BOSTON -- September 7, 2012 -- The attorney for National Oceanic and Atmospheric
Administration argued to the US. First Circuit Court of Appeals that
there was no need to put the catch share management program under the
authority of a federal judge to limit rampant consolidation of the fleet
because the regional arm of the agency was already doing that.
The problem is being taken seriously; it is being addressed,” Joan
Pepin, a U.S. Justice Department attorney, told the three-judge panel
Wednesday. “The process has been under way since the end of last year.
It’s called Amendment 18.”
The comment was made in discussion
with Chief Justice Sandra L. Lynch, near the end of the hour long oral
argument over the suit by New Bedford, Gloucester and widespread fishing
interests against NOAA for introducing a radical re-engineering of the
groundfishery without considering the socio-economic implications or
giving fishermen the chance to vote on whether to create this new world
which made fishing more efficient but also powered consolidation.
later, then in discussion with the plaintiffs’ lead attorney James F.
Cavanaugh Jr., Judge Lynch adopted Pepin’s description of Amendment 18.
asked for an order that in effect (NOAA) would have to do a study and
consider consolidation and consider whether they have to modify this
program,” the judge said, distilling and rephrasing the redress sought
by the plaintiffs. “As I understand it, they’re doing that, so what’s
Cavanaugh said he was not aware from the record that NOAA was addressing consolidation.
“No?” said the judge. “Amendment 18.”
“Amendment 18?” a non-plussed Cavanaugh said.
fact that Amendment 18, as Pepin and Judge Lynch described it, didn’t
ring a bell with Cavanaugh should not have been surprising. Pepin’s
characterization of a directed effort, known as Amendment 18, that was
addressing a clearly defined problem — consolidation of the
groundfishery — was inaccurate, a check of records shows. Amendment 18 —
the genesis of which traces to 2010 but has not yet made it on the

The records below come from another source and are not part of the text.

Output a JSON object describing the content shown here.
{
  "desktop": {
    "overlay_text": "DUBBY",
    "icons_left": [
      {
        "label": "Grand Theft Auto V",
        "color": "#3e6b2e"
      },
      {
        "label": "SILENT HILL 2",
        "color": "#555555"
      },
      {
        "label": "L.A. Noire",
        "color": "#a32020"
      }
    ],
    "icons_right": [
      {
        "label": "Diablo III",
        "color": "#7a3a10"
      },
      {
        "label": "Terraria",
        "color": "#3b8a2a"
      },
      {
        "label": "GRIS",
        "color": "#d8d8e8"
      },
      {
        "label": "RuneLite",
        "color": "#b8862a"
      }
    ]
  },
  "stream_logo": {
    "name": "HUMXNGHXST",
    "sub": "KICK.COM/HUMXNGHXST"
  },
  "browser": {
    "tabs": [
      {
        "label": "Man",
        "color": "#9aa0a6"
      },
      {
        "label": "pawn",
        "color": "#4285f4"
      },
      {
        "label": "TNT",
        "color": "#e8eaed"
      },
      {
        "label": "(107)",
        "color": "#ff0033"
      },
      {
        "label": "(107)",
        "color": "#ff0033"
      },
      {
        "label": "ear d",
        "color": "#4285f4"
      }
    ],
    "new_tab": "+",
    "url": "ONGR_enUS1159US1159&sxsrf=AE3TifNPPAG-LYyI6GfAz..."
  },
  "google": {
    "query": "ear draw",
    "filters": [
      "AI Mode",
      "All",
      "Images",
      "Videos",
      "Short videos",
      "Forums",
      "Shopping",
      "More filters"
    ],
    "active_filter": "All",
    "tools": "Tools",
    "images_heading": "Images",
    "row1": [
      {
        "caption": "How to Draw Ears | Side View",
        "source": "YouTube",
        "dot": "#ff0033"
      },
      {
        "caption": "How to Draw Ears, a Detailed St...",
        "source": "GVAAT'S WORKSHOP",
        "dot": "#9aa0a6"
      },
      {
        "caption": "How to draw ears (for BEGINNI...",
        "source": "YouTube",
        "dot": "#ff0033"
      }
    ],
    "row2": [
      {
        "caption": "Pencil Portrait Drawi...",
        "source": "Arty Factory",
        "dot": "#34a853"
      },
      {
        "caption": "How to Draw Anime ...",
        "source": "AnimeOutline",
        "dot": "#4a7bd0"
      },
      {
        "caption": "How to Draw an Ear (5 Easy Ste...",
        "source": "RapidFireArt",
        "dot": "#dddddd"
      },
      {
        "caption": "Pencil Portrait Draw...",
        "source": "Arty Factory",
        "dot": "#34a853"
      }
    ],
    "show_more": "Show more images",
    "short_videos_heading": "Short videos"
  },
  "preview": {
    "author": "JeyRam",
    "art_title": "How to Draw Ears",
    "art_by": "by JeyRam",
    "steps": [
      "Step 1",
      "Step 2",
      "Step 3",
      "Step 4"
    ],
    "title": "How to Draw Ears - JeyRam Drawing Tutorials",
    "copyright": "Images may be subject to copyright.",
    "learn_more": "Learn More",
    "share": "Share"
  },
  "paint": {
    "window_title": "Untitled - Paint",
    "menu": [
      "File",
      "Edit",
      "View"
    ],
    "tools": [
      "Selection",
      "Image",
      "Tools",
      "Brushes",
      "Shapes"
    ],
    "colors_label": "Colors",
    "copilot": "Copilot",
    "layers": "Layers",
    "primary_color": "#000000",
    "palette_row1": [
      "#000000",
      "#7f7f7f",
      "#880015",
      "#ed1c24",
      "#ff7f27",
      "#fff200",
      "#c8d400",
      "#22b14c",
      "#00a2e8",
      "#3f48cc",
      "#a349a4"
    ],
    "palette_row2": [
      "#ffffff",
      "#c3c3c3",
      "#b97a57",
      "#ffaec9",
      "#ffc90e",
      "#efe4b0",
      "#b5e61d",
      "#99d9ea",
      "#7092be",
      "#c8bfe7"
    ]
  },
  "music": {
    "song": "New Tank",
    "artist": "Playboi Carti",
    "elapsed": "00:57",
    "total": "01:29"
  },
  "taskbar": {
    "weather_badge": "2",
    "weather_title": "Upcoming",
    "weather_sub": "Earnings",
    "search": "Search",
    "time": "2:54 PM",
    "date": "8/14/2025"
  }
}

agenda of the New England Fishery Management Council for official
consideration as a possible action — is an idea whose time has yet to
The last item on the council agenda for its September
meeting in Plymouth is to set the agenda for 2013. A year ago, in
setting the agenda for 2012, the council put Amendment 18 so far down
that it was all but certain not to make it onto the floor for
preliminary discussion. Advocates of controls on consolidation or
putting some limits on the catch share system cried foul.
the council did do about Amendment 18 was conduct a series of 10
“scoping” hearings that gathered a broad distribution of opinions and no
clear consensus on what the council should do — if anything – about
fleet consolidation or changes in the diversity of the fleet brought on
by the catch share management system.
Read the full story in the Gloucester Times